#### [TASK PROMPT]
Your answer should consist of the lines holding "Carcinoma", copied from the material below.

#### [RECORDS FOR THE TASK]

======

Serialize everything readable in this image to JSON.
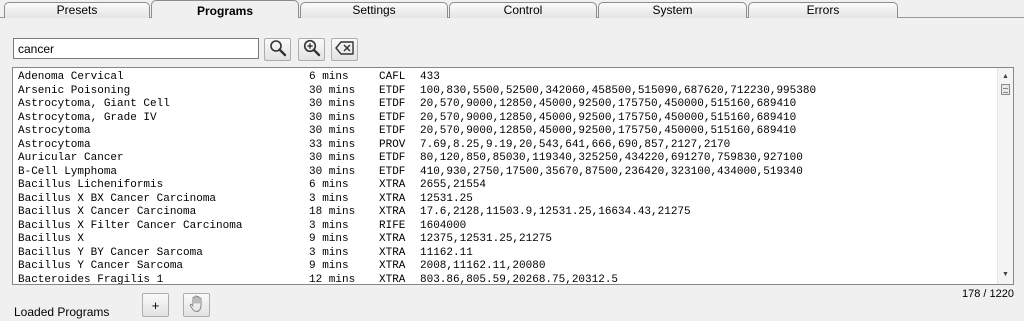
{
  "tabs": [
    {
      "label": "Presets",
      "active": false
    },
    {
      "label": "Programs",
      "active": true
    },
    {
      "label": "Settings",
      "active": false
    },
    {
      "label": "Control",
      "active": false
    },
    {
      "label": "System",
      "active": false
    },
    {
      "label": "Errors",
      "active": false
    }
  ],
  "search": {
    "value": "cancer"
  },
  "toolbar": {
    "search_icon": "magnifier-icon",
    "zoom_icon": "zoom-in-icon",
    "clear_icon": "clear-backspace-icon"
  },
  "programs": [
    {
      "name": "Adenoma Cervical",
      "duration": "6 mins",
      "type": "CAFL",
      "freqs": "433"
    },
    {
      "name": "Arsenic Poisoning",
      "duration": "30 mins",
      "type": "ETDF",
      "freqs": "100,830,5500,52500,342060,458500,515090,687620,712230,995380"
    },
    {
      "name": "Astrocytoma, Giant Cell",
      "duration": "30 mins",
      "type": "ETDF",
      "freqs": "20,570,9000,12850,45000,92500,175750,450000,515160,689410"
    },
    {
      "name": "Astrocytoma, Grade IV",
      "duration": "30 mins",
      "type": "ETDF",
      "freqs": "20,570,9000,12850,45000,92500,175750,450000,515160,689410"
    },
    {
      "name": "Astrocytoma",
      "duration": "30 mins",
      "type": "ETDF",
      "freqs": "20,570,9000,12850,45000,92500,175750,450000,515160,689410"
    },
    {
      "name": "Astrocytoma",
      "duration": "33 mins",
      "type": "PROV",
      "freqs": "7.69,8.25,9.19,20,543,641,666,690,857,2127,2170"
    },
    {
      "name": "Auricular Cancer",
      "duration": "30 mins",
      "type": "ETDF",
      "freqs": "80,120,850,85030,119340,325250,434220,691270,759830,927100"
    },
    {
      "name": "B-Cell Lymphoma",
      "duration": "30 mins",
      "type": "ETDF",
      "freqs": "410,930,2750,17500,35670,87500,236420,323100,434000,519340"
    },
    {
      "name": "Bacillus Licheniformis",
      "duration": "6 mins",
      "type": "XTRA",
      "freqs": "2655,21554"
    },
    {
      "name": "Bacillus X BX Cancer Carcinoma",
      "duration": "3 mins",
      "type": "XTRA",
      "freqs": "12531.25"
    },
    {
      "name": "Bacillus X Cancer Carcinoma",
      "duration": "18 mins",
      "type": "XTRA",
      "freqs": "17.6,2128,11503.9,12531.25,16634.43,21275"
    },
    {
      "name": "Bacillus X Filter Cancer Carcinoma",
      "duration": "3 mins",
      "type": "RIFE",
      "freqs": "1604000"
    },
    {
      "name": "Bacillus X",
      "duration": "9 mins",
      "type": "XTRA",
      "freqs": "12375,12531.25,21275"
    },
    {
      "name": "Bacillus Y BY Cancer Sarcoma",
      "duration": "3 mins",
      "type": "XTRA",
      "freqs": "11162.11"
    },
    {
      "name": "Bacillus Y Cancer Sarcoma",
      "duration": "9 mins",
      "type": "XTRA",
      "freqs": "2008,11162.11,20080"
    },
    {
      "name": "Bacteroides Fragilis 1",
      "duration": "12 mins",
      "type": "XTRA",
      "freqs": "803.86,805.59,20268.75,20312.5"
    }
  ],
  "status": {
    "count": "178 / 1220"
  },
  "footer": {
    "loaded_label": "Loaded Programs",
    "add_label": "+",
    "hand_icon": "hand-icon"
  }
}
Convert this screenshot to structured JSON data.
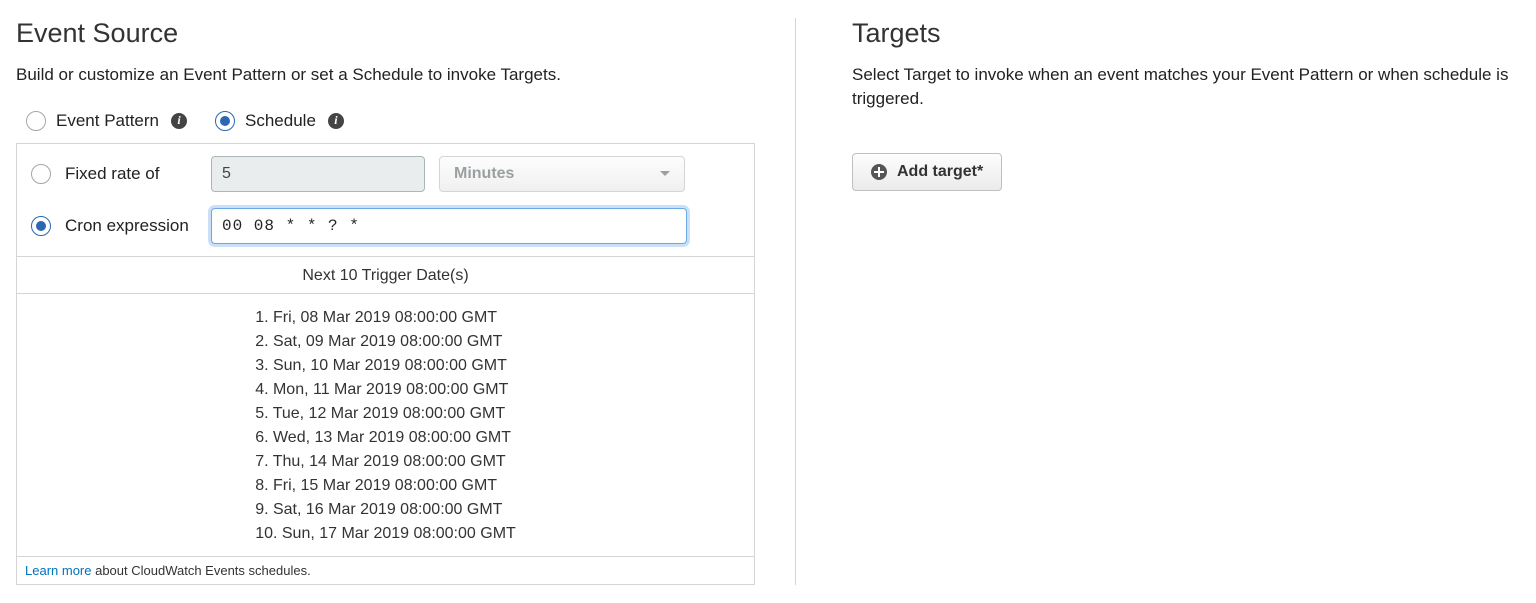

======

#### [FINAL ANSWER]
      "name": "Bacillus X BX Cancer Carcinoma",
      "name": "Bacillus X Cancer Carcinoma",
      "name": "Bacillus X Filter Cancer Carcinoma",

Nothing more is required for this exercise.